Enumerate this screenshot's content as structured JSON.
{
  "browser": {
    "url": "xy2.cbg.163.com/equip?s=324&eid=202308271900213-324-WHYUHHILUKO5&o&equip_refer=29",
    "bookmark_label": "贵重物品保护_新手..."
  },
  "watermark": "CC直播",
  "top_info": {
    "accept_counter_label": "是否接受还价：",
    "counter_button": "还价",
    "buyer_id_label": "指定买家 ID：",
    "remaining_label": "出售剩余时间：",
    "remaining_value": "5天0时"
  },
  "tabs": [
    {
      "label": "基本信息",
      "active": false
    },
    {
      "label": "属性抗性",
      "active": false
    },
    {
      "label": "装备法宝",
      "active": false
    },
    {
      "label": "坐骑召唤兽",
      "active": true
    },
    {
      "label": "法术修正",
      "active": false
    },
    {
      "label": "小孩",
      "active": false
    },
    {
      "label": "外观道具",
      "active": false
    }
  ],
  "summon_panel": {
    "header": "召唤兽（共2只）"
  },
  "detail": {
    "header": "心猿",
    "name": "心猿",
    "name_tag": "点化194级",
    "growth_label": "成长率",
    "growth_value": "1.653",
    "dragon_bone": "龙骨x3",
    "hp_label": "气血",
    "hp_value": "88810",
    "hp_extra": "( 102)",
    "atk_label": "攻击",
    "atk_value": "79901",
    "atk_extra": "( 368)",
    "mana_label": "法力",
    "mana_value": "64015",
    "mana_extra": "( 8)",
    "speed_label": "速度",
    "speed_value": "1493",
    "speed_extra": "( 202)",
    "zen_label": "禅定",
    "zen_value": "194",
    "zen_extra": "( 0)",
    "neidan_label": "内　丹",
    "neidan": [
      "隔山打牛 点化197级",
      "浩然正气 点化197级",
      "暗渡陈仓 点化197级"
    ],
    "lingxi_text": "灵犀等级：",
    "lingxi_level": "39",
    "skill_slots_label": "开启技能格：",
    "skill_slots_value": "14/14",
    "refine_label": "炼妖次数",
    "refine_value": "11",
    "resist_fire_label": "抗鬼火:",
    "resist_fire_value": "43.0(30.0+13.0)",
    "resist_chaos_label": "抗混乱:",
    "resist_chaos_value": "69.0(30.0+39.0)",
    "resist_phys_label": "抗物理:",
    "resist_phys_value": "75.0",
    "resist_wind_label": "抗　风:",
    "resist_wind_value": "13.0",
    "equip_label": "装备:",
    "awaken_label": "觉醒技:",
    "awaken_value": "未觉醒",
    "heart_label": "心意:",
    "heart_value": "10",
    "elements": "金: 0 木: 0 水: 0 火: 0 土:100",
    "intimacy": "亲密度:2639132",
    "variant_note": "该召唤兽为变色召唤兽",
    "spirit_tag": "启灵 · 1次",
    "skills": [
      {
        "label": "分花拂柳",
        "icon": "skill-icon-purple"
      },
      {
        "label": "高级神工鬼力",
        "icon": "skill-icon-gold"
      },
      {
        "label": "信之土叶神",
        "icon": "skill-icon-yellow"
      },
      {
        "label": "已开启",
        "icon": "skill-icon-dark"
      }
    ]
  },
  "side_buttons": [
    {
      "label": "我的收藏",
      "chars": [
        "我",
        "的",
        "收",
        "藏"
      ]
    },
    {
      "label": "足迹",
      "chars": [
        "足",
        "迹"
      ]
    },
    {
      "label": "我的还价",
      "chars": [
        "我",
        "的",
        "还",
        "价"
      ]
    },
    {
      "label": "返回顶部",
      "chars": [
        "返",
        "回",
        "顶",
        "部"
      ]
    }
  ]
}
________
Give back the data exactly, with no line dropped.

Response to this exercise —
Enumerate this screenshot's content as structured JSON.
{
  "browser": {
    "url": "xy2.cbg.163.com/equip?s=324&eid=202308271900213-324-WHYUHHILUKO5&o&equip_refer=29",
    "bookmark_label": "贵重物品保护_新手..."
  },
  "watermark": "CC直播",
  "top_info": {
    "accept_counter_label": "是否接受还价：",
    "counter_button": "还价",
    "buyer_id_label": "指定买家 ID：",
    "remaining_label": "出售剩余时间：",
    "remaining_value": "5天0时"
  },
  "tabs": [
    {
      "label": "基本信息",
      "active": false
    },
    {
      "label": "属性抗性",
      "active": false
    },
    {
      "label": "装备法宝",
      "active": false
    },
    {
      "label": "坐骑召唤兽",
      "active": true
    },
    {
      "label": "法术修正",
      "active": false
    },
    {
      "label": "小孩",
      "active": false
    },
    {
      "label": "外观道具",
      "active": false
    }
  ],
  "summon_panel": {
    "header": "召唤兽（共2只）"
  },
  "detail": {
    "header": "心猿",
    "name": "心猿",
    "name_tag": "点化194级",
    "growth_label": "成长率",
    "growth_value": "1.653",
    "dragon_bone": "龙骨x3",
    "hp_label": "气血",
    "hp_value": "88810",
    "hp_extra": "( 102)",
    "atk_label": "攻击",
    "atk_value": "79901",
    "atk_extra": "( 368)",
    "mana_label": "法力",
    "mana_value": "64015",
    "mana_extra": "( 8)",
    "speed_label": "速度",
    "speed_value": "1493",
    "speed_extra": "( 202)",
    "zen_label": "禅定",
    "zen_value": "194",
    "zen_extra": "( 0)",
    "neidan_label": "内　丹",
    "neidan": [
      "隔山打牛 点化197级",
      "浩然正气 点化197级",
      "暗渡陈仓 点化197级"
    ],
    "lingxi_text": "灵犀等级：",
    "lingxi_level": "39",
    "skill_slots_label": "开启技能格：",
    "skill_slots_value": "14/14",
    "refine_label": "炼妖次数",
    "refine_value": "11",
    "resist_fire_label": "抗鬼火:",
    "resist_fire_value": "43.0(30.0+13.0)",
    "resist_chaos_label": "抗混乱:",
    "resist_chaos_value": "69.0(30.0+39.0)",
    "resist_phys_label": "抗物理:",
    "resist_phys_value": "75.0",
    "resist_wind_label": "抗　风:",
    "resist_wind_value": "13.0",
    "equip_label": "装备:",
    "awaken_label": "觉醒技:",
    "awaken_value": "未觉醒",
    "heart_label": "心意:",
    "heart_value": "10",
    "elements": "金: 0 木: 0 水: 0 火: 0 土:100",
    "intimacy": "亲密度:2639132",
    "variant_note": "该召唤兽为变色召唤兽",
    "spirit_tag": "启灵 · 1次",
    "skills": [
      {
        "label": "分花拂柳",
        "icon": "skill-icon-purple"
      },
      {
        "label": "高级神工鬼力",
        "icon": "skill-icon-gold"
      },
      {
        "label": "信之土叶神",
        "icon": "skill-icon-yellow"
      },
      {
        "label": "已开启",
        "icon": "skill-icon-dark"
      }
    ]
  },
  "side_buttons": [
    {
      "label": "我的收藏",
      "chars": [
        "我",
        "的",
        "收",
        "藏"
      ]
    },
    {
      "label": "足迹",
      "chars": [
        "足",
        "迹"
      ]
    },
    {
      "label": "我的还价",
      "chars": [
        "我",
        "的",
        "还",
        "价"
      ]
    },
    {
      "label": "返回顶部",
      "chars": [
        "返",
        "回",
        "顶",
        "部"
      ]
    }
  ]
}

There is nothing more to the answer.